NTU claims the new course is the first one in the Asia Pacific region to focus on alt-protein. It will be open to students on the Food Science & Technology program, and will potentially be made more widely available if there is enough interest.
Students will learn about the science of producing alt-protein products via plant-based, cell-cultured, and fermentation methods. The course has been developed in collaboration with GFI’s global network of scientists.
The Chinese University of Hong Kong (CUHK) took a similar step back in 2018, when it launched a course called “Future of Food: Plant-based Living” in collaboration with the Green Monday Foundation.
NTU’s course aims to tackle a shortage of scientists and technologists in the Asia Pacific alt-protein sector. The region is the fastest-growing in the world for alt-protein, and there are concerns that a lack of skilled workers could hold back progress. Some are calling for scientists in other fields, such as genetics, bioengineering, and bioinformatics, to move into the area of alt-protein research.
Universities have long been at the forefront of alt-protein research, from the development of cell-cultured pork at Seoul University to the creation of an algae-based tuna alternative by University of San Diego spinoff Triton Algae Innovations. But this research is only possible if workers have the appropriate experience and education.

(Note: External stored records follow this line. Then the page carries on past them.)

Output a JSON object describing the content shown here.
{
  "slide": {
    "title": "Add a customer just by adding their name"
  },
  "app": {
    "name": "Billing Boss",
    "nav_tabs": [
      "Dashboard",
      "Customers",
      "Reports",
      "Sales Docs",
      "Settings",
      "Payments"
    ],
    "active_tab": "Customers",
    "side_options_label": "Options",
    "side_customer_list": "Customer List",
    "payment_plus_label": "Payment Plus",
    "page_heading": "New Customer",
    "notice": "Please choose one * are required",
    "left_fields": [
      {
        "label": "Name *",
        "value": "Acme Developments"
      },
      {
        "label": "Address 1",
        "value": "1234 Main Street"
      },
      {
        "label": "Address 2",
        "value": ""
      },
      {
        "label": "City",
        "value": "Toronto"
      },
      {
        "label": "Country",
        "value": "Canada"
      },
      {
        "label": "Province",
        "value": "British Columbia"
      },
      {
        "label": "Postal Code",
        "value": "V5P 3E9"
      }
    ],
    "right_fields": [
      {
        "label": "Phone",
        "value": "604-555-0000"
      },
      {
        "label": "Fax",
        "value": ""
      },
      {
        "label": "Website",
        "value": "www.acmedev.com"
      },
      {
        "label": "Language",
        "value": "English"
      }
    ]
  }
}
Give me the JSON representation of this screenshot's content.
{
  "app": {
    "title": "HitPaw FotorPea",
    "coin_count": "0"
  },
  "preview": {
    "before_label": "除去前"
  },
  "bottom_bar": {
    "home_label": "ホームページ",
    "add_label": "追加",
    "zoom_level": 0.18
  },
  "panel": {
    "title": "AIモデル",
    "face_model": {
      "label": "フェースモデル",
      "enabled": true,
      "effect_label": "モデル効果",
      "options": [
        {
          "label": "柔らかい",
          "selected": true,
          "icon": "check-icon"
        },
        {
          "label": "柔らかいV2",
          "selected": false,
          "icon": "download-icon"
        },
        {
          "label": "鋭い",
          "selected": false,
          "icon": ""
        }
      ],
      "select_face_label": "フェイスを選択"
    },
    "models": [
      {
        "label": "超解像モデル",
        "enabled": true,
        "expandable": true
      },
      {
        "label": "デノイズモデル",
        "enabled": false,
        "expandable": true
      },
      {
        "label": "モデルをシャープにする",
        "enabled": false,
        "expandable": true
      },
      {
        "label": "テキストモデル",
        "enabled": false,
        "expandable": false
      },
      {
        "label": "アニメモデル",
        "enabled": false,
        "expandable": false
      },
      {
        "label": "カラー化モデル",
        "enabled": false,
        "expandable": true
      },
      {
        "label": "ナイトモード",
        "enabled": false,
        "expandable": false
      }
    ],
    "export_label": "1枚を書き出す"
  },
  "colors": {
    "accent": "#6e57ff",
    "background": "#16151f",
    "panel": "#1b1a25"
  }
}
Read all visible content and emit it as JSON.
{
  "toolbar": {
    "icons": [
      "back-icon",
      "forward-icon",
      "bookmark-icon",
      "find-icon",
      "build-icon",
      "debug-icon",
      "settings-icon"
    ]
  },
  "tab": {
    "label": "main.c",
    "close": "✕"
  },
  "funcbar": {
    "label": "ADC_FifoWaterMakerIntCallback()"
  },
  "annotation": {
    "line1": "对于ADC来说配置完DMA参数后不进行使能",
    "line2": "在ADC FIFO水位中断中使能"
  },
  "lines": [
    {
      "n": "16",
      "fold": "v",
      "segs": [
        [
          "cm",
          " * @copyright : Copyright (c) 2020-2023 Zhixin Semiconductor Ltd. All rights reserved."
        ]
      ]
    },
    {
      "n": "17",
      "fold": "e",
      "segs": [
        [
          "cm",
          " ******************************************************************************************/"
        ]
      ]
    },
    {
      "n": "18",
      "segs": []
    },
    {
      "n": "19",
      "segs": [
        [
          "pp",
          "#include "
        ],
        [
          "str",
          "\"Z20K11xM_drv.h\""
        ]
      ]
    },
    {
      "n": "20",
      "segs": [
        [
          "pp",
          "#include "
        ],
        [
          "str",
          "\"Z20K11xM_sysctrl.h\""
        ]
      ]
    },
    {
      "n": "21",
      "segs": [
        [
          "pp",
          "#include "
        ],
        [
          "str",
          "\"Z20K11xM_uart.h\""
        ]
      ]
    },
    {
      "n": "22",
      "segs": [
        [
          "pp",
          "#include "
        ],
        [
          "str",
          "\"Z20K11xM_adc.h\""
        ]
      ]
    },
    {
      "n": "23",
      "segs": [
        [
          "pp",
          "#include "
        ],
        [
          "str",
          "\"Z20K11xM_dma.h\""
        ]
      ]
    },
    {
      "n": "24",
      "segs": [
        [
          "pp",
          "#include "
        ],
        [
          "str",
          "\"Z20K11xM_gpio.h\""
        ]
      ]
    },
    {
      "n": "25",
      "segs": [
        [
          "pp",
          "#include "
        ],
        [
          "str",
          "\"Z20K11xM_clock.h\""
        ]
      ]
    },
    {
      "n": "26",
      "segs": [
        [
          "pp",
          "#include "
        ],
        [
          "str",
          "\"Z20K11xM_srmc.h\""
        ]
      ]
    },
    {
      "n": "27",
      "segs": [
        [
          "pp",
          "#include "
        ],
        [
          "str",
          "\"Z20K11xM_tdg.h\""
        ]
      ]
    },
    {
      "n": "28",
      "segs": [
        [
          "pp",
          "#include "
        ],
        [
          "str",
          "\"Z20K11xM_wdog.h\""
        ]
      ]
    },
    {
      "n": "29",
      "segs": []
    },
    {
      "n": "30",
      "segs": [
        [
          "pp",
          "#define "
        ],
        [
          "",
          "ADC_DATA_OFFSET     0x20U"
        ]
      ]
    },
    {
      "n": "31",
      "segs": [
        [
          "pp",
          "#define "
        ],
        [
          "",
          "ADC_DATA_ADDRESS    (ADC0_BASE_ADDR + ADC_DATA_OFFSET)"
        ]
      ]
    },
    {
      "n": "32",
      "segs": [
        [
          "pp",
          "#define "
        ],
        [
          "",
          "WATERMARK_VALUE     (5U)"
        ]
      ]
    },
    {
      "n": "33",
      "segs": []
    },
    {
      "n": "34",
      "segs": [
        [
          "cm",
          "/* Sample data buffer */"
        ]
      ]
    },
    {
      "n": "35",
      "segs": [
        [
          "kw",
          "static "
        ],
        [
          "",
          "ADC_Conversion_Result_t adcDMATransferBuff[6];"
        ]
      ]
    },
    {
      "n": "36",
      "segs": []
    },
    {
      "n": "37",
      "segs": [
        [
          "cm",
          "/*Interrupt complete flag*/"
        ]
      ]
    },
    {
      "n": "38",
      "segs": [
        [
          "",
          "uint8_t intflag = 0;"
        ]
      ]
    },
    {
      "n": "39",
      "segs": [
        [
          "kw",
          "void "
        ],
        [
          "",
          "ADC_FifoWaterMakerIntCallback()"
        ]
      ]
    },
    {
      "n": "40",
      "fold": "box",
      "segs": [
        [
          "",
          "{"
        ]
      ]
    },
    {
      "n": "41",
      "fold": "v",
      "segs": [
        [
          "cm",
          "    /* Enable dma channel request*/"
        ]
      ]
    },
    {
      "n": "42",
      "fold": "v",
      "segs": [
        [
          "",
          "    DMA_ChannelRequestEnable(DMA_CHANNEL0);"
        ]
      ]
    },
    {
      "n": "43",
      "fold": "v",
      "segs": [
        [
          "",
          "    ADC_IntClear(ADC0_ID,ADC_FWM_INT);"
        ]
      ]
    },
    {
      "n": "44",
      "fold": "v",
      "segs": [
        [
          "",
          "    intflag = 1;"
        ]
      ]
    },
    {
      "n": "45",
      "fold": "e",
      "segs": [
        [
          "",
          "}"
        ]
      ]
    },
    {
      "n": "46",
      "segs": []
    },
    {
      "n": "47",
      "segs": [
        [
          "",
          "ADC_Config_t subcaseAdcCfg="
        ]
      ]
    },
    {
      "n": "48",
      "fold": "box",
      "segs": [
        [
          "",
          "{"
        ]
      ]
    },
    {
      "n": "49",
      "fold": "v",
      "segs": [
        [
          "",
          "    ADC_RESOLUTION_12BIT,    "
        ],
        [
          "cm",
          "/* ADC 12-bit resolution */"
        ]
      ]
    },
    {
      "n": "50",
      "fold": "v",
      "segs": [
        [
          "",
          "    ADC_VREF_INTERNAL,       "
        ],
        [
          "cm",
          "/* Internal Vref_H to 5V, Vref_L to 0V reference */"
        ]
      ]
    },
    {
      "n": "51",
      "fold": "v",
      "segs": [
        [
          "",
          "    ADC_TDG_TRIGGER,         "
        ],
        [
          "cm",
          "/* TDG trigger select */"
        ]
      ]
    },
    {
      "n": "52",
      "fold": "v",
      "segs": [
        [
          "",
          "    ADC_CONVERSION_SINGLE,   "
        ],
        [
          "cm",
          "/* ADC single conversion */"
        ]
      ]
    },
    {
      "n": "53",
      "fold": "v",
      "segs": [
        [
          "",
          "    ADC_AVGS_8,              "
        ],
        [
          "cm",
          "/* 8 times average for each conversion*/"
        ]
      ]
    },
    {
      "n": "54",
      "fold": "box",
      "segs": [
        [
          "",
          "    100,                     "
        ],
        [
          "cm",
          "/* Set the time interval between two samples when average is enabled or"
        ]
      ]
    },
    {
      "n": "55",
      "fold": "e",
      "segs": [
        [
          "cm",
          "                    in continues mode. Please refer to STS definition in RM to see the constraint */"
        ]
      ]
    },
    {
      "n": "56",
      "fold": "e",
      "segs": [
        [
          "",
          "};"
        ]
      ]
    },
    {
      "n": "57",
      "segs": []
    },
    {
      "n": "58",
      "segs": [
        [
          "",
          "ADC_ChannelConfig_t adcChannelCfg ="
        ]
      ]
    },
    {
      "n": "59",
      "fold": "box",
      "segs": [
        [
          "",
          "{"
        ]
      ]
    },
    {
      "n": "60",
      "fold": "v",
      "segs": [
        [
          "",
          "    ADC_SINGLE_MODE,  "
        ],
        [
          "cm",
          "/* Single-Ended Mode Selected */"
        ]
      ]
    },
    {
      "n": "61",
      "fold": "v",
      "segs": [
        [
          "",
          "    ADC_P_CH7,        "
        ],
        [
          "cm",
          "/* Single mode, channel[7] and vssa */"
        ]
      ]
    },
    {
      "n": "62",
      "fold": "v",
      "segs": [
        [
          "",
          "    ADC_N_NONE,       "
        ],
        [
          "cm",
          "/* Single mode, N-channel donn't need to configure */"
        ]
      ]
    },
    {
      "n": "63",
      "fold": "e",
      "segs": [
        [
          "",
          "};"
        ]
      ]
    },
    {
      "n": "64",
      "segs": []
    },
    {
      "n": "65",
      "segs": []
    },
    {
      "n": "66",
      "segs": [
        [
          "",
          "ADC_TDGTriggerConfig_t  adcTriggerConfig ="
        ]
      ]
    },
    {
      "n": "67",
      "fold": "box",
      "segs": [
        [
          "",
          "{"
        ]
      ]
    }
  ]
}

“No technology, no matter how groundbreaking, will take off without a skilled workforce trained to push it forward,” said a spokesperson for GFI APAC. “This new course takes us one step closer to closing that gap.”